I have met several people who have gone back for repeat viewings, some in both 2D and 3D to experience the difference. The naysayers can say what they will, but the numbers don’t lie. Audiences like Avatar, overwhelmingly, and they are voting with their wallets in the “free market” of our culture.
One laughable film review in The Weekly Standard, back on December 28th, attempted to squash the film amongst the paper’s target demographic.
John Podhoretz called his review, “Avatarocious, Another spectacle hits an iceberg and sinks.”
Ooops. Avatar avoided the iceberg on its way to the box office. I hear that foot in mouth disease is rampant on the right these days, and Podhoretz should go get himself checked out. He called the film both “anti-American” and “anti-human,” in his rant.
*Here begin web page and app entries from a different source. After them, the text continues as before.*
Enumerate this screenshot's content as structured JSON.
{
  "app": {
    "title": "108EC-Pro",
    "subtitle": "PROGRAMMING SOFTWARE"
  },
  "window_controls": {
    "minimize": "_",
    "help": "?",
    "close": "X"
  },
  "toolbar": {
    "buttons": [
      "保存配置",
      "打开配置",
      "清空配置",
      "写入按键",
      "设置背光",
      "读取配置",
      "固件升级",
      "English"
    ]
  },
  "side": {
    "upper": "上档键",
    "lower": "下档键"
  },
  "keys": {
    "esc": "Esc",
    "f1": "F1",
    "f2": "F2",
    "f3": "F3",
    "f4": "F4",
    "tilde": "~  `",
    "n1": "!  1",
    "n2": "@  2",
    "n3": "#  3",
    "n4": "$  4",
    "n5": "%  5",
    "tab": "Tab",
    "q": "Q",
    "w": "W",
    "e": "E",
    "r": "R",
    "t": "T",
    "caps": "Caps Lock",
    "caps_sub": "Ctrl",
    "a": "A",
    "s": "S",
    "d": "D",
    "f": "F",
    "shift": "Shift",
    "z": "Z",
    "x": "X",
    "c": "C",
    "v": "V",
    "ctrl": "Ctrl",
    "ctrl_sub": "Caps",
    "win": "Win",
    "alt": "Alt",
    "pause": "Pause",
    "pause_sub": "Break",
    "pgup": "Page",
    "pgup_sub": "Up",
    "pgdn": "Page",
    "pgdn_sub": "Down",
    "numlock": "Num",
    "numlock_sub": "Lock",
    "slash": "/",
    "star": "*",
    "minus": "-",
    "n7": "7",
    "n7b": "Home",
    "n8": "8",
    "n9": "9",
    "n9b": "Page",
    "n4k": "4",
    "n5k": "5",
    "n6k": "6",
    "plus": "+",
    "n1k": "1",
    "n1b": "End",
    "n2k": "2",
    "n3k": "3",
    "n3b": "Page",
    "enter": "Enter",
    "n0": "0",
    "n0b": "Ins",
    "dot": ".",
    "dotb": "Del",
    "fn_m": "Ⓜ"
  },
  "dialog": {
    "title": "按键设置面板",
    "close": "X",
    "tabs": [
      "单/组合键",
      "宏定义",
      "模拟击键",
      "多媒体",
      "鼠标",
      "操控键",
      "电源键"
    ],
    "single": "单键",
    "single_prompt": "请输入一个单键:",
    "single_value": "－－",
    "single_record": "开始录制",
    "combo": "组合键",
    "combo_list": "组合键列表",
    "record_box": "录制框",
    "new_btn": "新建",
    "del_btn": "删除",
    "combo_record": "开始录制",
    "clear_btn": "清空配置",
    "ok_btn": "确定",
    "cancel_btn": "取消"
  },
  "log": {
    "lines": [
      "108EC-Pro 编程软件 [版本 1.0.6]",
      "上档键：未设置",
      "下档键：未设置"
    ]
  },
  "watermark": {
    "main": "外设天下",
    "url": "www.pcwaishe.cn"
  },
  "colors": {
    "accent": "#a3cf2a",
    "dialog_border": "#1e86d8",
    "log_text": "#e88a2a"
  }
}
As for “American,” there is no America in the film, and the earth force is purely a mercenary/corporate entity. Is Podhoretz admitting that the U.S. acts in a mercenary fashion on the world stage? Is he copping to the central point Cameron has made? Rather than blaming the film for making an uncomfortable connection, perhaps some better analysis of America’s actions and motivations, its “foreign policy” is called for.
Podhoretz also seems to have missed that the main character is himself one of the earthlings, an “American” whom the film is allegedly against. It is this soldier “from the jarhead clan” who has the moral and spiritual awakening and who undergoes the central transformation of becoming an Avatar.
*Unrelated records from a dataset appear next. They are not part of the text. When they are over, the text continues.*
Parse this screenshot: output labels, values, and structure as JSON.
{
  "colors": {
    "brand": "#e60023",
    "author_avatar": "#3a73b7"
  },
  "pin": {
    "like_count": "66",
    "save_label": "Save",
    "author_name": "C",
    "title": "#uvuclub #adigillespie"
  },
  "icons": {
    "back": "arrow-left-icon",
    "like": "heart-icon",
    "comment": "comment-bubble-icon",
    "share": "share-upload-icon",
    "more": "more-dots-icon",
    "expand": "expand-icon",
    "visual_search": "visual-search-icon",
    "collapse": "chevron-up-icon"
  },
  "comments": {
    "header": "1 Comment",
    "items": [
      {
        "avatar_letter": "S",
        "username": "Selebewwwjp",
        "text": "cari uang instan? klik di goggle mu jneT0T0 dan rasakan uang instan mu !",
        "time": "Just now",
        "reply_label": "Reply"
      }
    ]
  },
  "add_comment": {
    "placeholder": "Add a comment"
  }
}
The film makes a moral argument that might does not make right, and the ability to go somewhere doesn’t give one the right to be there (sort of like International Law). These are simple and straightforward ideas which stand without unnecessary complexities.
In fact, these basic issues of right and wrong are constantly obfuscated in the corporate media. All we get there are the minutia, the official pronouncements, and never the moral clarity.
It is only when an official enemy power commits a transgression that a moral argument gets trotted out. Never are moral standards applied to one’s own nation’s actions and policies.
The beauty of the Avatar plot is that Jake Sully exists in both worlds, as both species, and he bridges the gap between the two sides. This is handled perfectly, much to the chagrin of propagandists like Podhoretz who wish for the message to fall flat and to fail. Avatar has not failed but has succeeded despite the system the film was produced in, despite the sniping of “critics” opposed to such content, and despite serial hot wars currently raging which are fueled by imperialistic aggression for the purpose of controlling valuable resources.
The overwhelming success of Avatar with audiences has actually given me some hope (not the plastic Obama brand of “hope” as substitute for moral policies). It is impossible to not get it. It is impossible to not accept that moral questions remain when people decide to take from others and to demonize them in order to achieve their desired “facts on the ground.”
Avatar is a timeless story, mythic, allegorical, and yet grounded to our actual history and to our current events. Perhaps art can go beyond imitating life and progress up to nudging it just a little in a better direction.
Joe Giambrone is the editor of The Political Film Blog on WordPress. He hopes to hit an iceberg and sink just a fraction of the depth James Cameron has plummeted. Send political/film articles to: polfilmblog at gmail.com.